▶ TRY IT
Go through the entries and say how many lines contain the string "data". The number is the whole answer.
*-*-*
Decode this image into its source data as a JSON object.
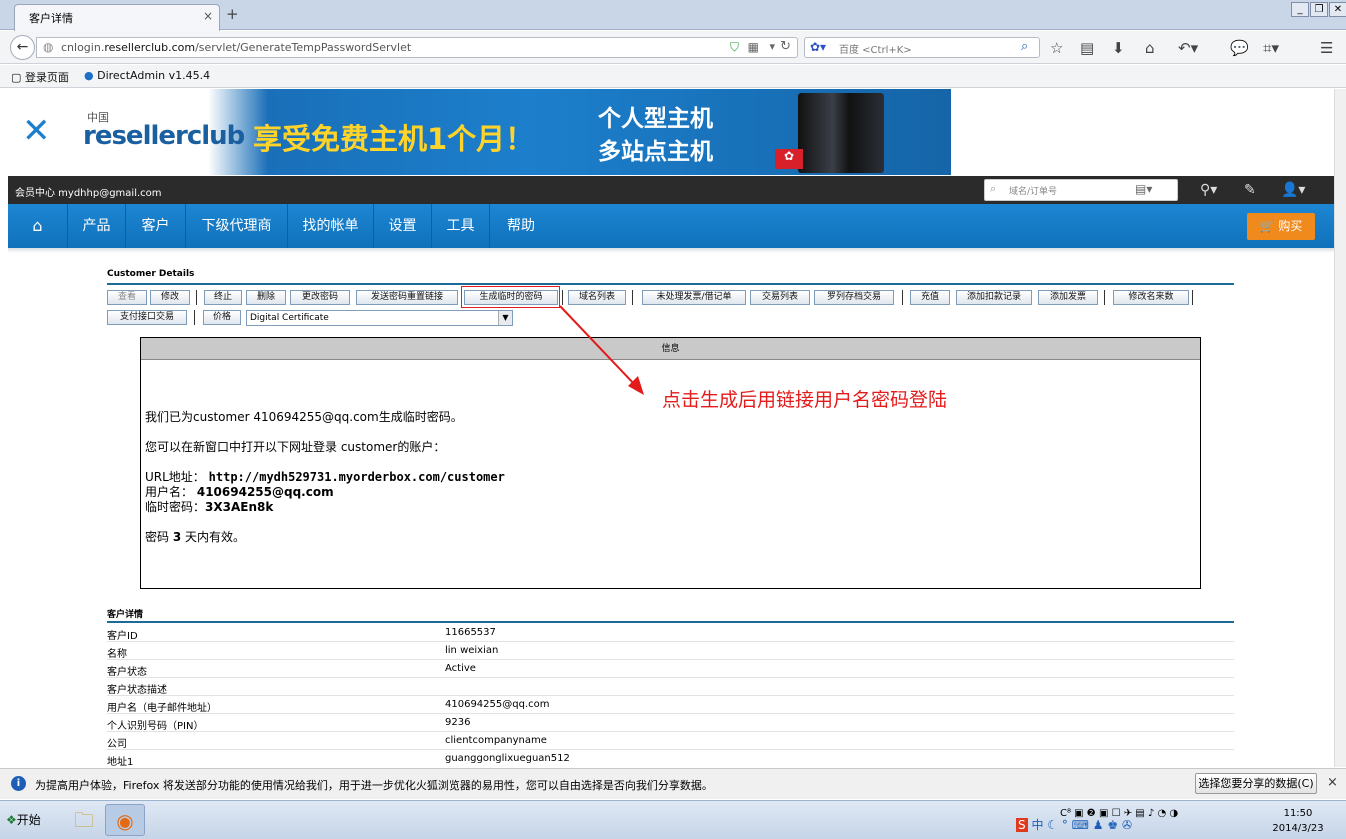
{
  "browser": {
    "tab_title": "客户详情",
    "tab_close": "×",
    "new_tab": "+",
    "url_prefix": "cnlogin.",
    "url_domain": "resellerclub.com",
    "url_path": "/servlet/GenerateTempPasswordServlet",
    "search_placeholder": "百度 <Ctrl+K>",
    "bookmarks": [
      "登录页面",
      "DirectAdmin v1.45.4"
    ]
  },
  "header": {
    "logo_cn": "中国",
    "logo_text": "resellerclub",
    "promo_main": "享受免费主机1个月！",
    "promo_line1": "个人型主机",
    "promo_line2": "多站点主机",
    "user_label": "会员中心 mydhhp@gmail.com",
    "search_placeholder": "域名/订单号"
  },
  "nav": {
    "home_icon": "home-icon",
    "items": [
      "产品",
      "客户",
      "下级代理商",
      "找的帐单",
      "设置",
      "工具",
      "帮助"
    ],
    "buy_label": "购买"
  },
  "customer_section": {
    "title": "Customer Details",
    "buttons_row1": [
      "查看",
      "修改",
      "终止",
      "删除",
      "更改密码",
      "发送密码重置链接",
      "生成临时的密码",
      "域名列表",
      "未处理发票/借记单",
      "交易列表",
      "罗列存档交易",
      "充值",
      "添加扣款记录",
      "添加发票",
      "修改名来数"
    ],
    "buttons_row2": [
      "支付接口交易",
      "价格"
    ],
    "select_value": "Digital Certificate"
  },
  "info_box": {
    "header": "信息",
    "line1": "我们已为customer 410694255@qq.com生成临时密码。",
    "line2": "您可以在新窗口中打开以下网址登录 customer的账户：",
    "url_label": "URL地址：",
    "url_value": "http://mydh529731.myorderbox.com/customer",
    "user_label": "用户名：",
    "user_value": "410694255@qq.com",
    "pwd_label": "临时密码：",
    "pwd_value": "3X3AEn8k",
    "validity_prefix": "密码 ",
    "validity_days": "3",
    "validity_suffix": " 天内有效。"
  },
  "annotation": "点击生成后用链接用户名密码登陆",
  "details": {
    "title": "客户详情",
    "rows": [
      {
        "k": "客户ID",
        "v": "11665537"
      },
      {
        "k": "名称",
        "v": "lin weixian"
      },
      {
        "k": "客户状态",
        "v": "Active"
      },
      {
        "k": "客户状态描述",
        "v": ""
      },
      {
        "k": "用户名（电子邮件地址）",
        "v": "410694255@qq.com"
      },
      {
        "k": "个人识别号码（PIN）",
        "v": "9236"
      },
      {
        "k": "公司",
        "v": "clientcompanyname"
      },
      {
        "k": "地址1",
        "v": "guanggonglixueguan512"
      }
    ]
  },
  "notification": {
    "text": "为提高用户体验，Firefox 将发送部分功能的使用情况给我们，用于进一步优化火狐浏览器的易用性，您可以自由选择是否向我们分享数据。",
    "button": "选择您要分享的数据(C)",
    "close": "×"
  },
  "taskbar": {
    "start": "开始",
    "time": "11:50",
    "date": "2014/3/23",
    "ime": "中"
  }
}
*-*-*
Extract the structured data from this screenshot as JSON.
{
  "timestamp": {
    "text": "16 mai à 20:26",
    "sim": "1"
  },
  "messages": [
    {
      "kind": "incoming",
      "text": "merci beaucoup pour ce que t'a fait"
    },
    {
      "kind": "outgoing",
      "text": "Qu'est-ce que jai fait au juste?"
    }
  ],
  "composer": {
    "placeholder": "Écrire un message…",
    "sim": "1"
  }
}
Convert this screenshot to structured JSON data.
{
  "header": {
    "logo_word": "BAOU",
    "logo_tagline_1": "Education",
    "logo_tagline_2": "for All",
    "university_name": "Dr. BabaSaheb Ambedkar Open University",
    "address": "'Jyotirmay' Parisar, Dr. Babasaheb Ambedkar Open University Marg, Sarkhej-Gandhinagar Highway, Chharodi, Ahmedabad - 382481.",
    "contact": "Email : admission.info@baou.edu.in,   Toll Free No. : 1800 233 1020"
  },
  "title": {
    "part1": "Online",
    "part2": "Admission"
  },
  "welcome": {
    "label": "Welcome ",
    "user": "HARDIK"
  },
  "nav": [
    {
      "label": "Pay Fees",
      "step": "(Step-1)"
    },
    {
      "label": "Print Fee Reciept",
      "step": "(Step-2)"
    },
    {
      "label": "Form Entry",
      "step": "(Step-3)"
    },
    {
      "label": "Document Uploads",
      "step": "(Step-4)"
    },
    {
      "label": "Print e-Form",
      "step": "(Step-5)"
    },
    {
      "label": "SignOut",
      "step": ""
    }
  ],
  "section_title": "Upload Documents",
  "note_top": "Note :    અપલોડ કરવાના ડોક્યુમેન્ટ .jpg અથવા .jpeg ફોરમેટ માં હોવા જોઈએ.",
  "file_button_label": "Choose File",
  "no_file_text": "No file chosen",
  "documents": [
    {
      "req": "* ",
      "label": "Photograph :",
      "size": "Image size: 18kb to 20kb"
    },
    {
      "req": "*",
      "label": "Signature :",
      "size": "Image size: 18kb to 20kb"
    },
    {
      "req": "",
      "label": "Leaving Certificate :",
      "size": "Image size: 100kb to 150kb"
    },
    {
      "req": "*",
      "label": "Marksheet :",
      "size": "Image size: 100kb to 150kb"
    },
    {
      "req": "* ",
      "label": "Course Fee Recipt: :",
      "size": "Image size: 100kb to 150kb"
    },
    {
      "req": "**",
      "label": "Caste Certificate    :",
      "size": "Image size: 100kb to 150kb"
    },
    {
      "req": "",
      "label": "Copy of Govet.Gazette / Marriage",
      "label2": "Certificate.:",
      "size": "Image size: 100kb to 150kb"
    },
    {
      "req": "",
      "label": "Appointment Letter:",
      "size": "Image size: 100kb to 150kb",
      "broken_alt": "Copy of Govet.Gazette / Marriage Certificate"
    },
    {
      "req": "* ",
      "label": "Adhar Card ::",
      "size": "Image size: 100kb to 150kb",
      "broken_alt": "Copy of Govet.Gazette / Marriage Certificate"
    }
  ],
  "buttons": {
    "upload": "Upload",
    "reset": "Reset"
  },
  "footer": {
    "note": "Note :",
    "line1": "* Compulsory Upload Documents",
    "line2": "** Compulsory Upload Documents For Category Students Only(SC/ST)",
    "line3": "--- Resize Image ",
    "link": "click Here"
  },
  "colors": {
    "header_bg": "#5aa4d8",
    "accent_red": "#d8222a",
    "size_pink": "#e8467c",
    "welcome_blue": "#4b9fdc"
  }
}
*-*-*
▶ SOLUTION TO THIS PROBLEM
3